This quote hangs in the dining area at Elijah’s Promise, and I often read it as I set the tables. I originally viewed these words as simply as they’re written. A pick-me-up for those who feel lost on their journeys through life, or perhaps a happy reminder that one still matters even if he doesn’t have it all figured out. My experiences at the soup kitchen this summer have made me consider this quote on a much deeper level.
When our house was under construction recently, Elijah’s Promise became more than just a workplace. It became my happy place. Upon entering the kitchen last Thursday, I was greeted by some new and some familiar smiling faces. A few people asked about my morning and updated me on what I had missed earlier in the week. My worries and cares immediately vanished just by engaging in a short conversation with my friends there. That afternoon, I got lost in service and forming connections with others, an absolutely wonderful place to get lost.
Later that day, after another enjoyable shift of prepping, cleaning, distributing sandwiches, and getting to know fellow volunteers, a pleasant, older gentleman entered the soup kitchen as the dining room emptied. He explained why he was late and hoped there were still sandwiches left from lunch time. When I returned from the back of the kitchen with his bagged lunch, the man’s round eyes brightened, a fleeting reminder that love lives inside us all. I was immediately overcome with complete gratitude for this man and the expression on his face. He ate his sandwich quietly on his own, but I bumped into him again as we left for the day.
We exited together, and he mentioned how delicious the coffee is at the soup kitchen. He thought it was a shame they didn’t have any real sugar left because “the artificial sweeteners ruin coffee.” Ha! If anyone knows about needing a proper cup of coffee, it’s me. I immediately ran back inside to grab real sugar from the storage closet for his black coffee, and when I returned, he thanked me and told me I made his day. At that moment, I wondered if this elderly man had any idea just how valuable he was to me. I wanted to reply, “Your kind words rejuvenate me. Your conversations bring me joy during a stressful time. Your gratitude inspires me. You are so much more valuable to me than you could ever imagine.” But instead of risking scaring the man away, I replied, “You made my day too, sir.” And that he did.

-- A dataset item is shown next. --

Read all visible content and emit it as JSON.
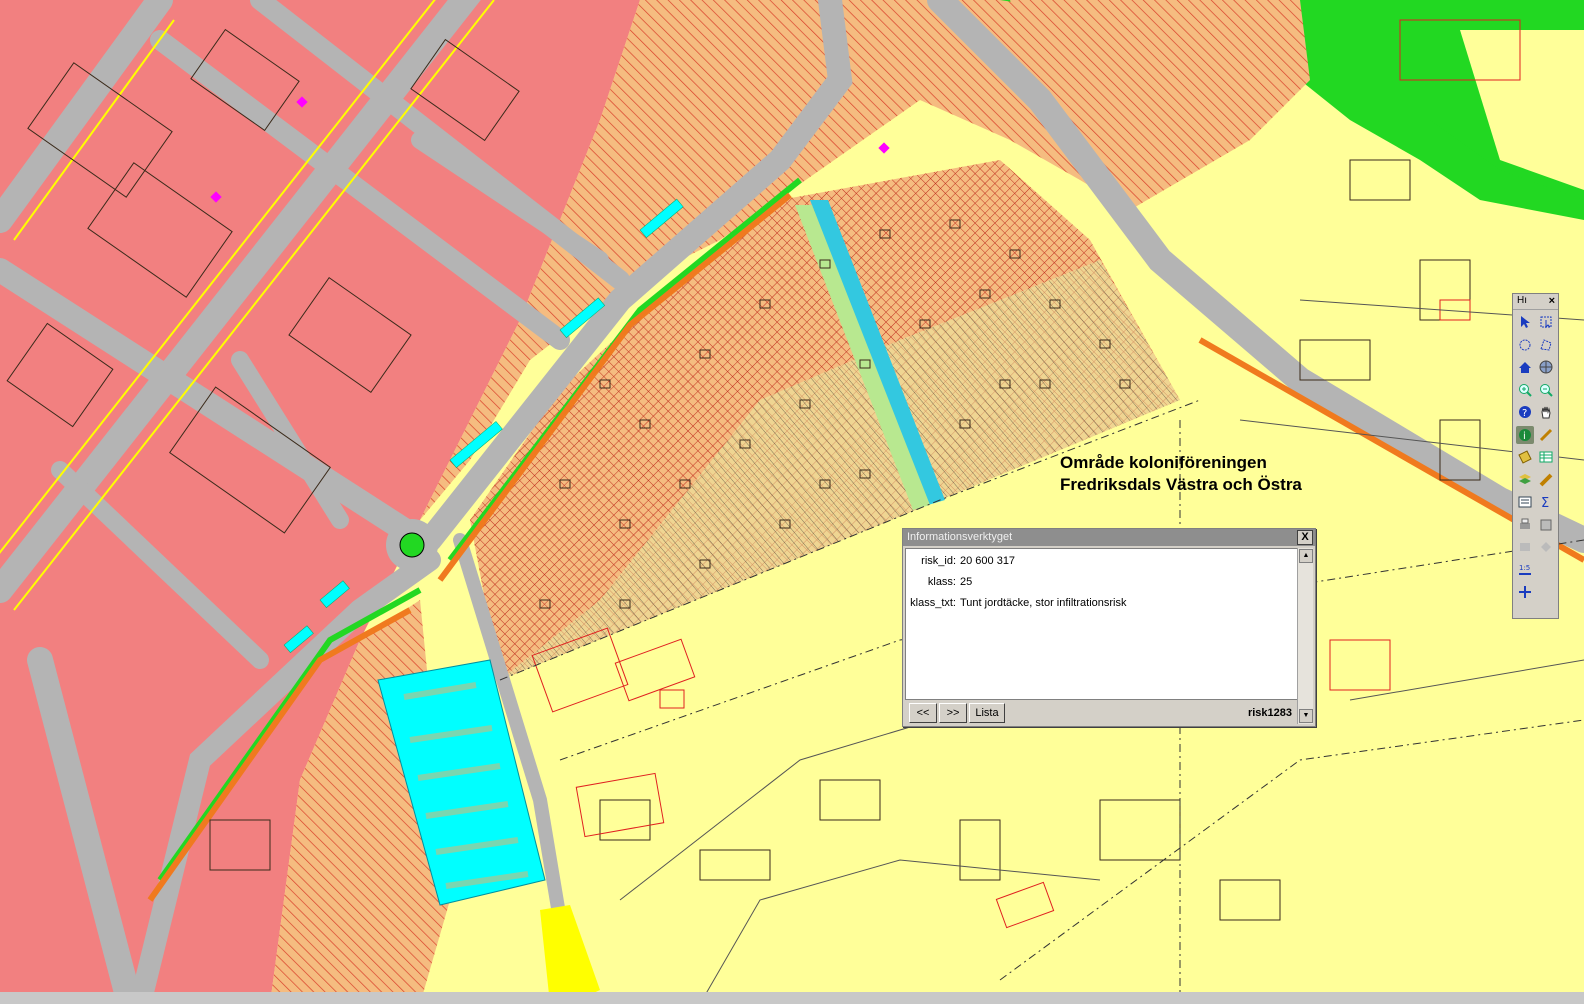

My energy and love are always restored after spending a few hours at Elijah’s Promise. My experiences with everyone there have been incredibly valuable and life changing. Thanks to the people I met along the way, I have not only learned a great deal about others, but I’ve also gained a better understanding of my own strength, compassion, empathy, and who I am. I feel determined to continue learning and to love others and myself more every day. Once again, I’m immensely grateful.